ARKADELPHIA — A group of several dozen men — students, faculty and administrators — marched together through the Henderson State University campus on the evening of Sept. 25. The march might have been at a noticeably slower cadence than usual because most of the men were wearing women’s shoes.
The evening march was an effort to raise awareness of violence against women, a subject gaining more attention in American society in recent weeks. These men in women’s shoes, most with moderate heels but some with stiletto heels and pointed toes, climbed the hill from the university fountain to the Quad.
One of the men, wearing gray heels that matched his suit, was Shawn Jones, HSU’s athletic director.
“I was proud to wear them in the march and happy to be out of them,” he said. “This is an important cause, and the athletic department strongly supports it.”
Wearing the women’s shoes was a display of solidarity with female students and others on campus. The march and rally were in conjunction with Walk a Mile in Her Shoes: The International Men’s March to Stop Rape, Sexual Assault and Gender Violence.
After the march was completed and the men had changed their shoes, the women’s shoes were displayed near the podium where several speakers addressed the gathering of men and women from around campus, including sorority members and those from other women’s groups.
Welcoming the group of around 100 students and others on campus, HSU President Glen Jones said the university is happy to do its part in raising awareness about sexual violence against women and in protecting women on campus. Most of all, he said, the students gathered on the Quad could work to create a “change of attitude and change in hearts and minds” to end violence throughout society.
Speaking to the women of the group, Jones said no incident of violence or any threat of violence should go unnoticed.
“If you wonder how to respond, it is to let someone know,” Jones said. “Call the police or tell a friend.

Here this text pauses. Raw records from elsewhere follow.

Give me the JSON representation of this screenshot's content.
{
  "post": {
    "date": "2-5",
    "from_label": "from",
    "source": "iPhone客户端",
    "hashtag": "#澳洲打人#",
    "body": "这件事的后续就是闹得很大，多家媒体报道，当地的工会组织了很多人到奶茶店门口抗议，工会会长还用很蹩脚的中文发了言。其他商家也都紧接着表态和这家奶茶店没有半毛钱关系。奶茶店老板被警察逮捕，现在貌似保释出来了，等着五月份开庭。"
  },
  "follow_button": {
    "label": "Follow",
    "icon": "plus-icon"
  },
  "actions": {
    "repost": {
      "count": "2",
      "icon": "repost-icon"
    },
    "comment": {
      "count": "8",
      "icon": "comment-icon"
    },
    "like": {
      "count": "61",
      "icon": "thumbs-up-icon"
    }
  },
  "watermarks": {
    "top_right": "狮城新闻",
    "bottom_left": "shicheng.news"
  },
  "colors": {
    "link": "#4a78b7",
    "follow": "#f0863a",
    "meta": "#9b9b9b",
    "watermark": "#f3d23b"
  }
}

If nothing else, you come to to me or any other of the leaders of the university and say, ‘I need to talk to somebody.’ You are part of the Henderson family.”
Another to address the gathering was Brittney Humphrey, the current Miss HSU. She called on all women to “break the silence” about abuse by reporting incidents and being able to speak about them without shame.
Humphrey told the audience that she had been sexually abused by a teacher when she was 8 years old.
She said as she grew older, she learned to use her experience as a way to talk to others not only about taking action against their attackers, but about seeking help and treatment.
Also speaking to the group was Angela McGraw, executive director of Women and Children First, Arkansas’ largest domestic-violence shelter.
McGraw, whose daughter attends Henderson, said her dedication to providing help for the women and children endangered by domestic violence came because she and her daughters were in a dangerous relationship earlier in her life.
“At that time, I didn’t know help was available,” she said. “The only shelters I knew about were dog shelters.”
McGraw said young women should learn the signs that they are in an unhealthy relationship, then take action to get away from it.
“Domestic violence [perpetrated by an intimate partner] happens primarily to people ages 18 to 24,” she said. “Yes, the age of all of you out here tonight.”
Following the presentations, the students — men and women — held candles honoring the victims of sexual and domestic abuse.
Staff writer Wayne Bryan can be reached at (501) 244-4460 or email@example.com.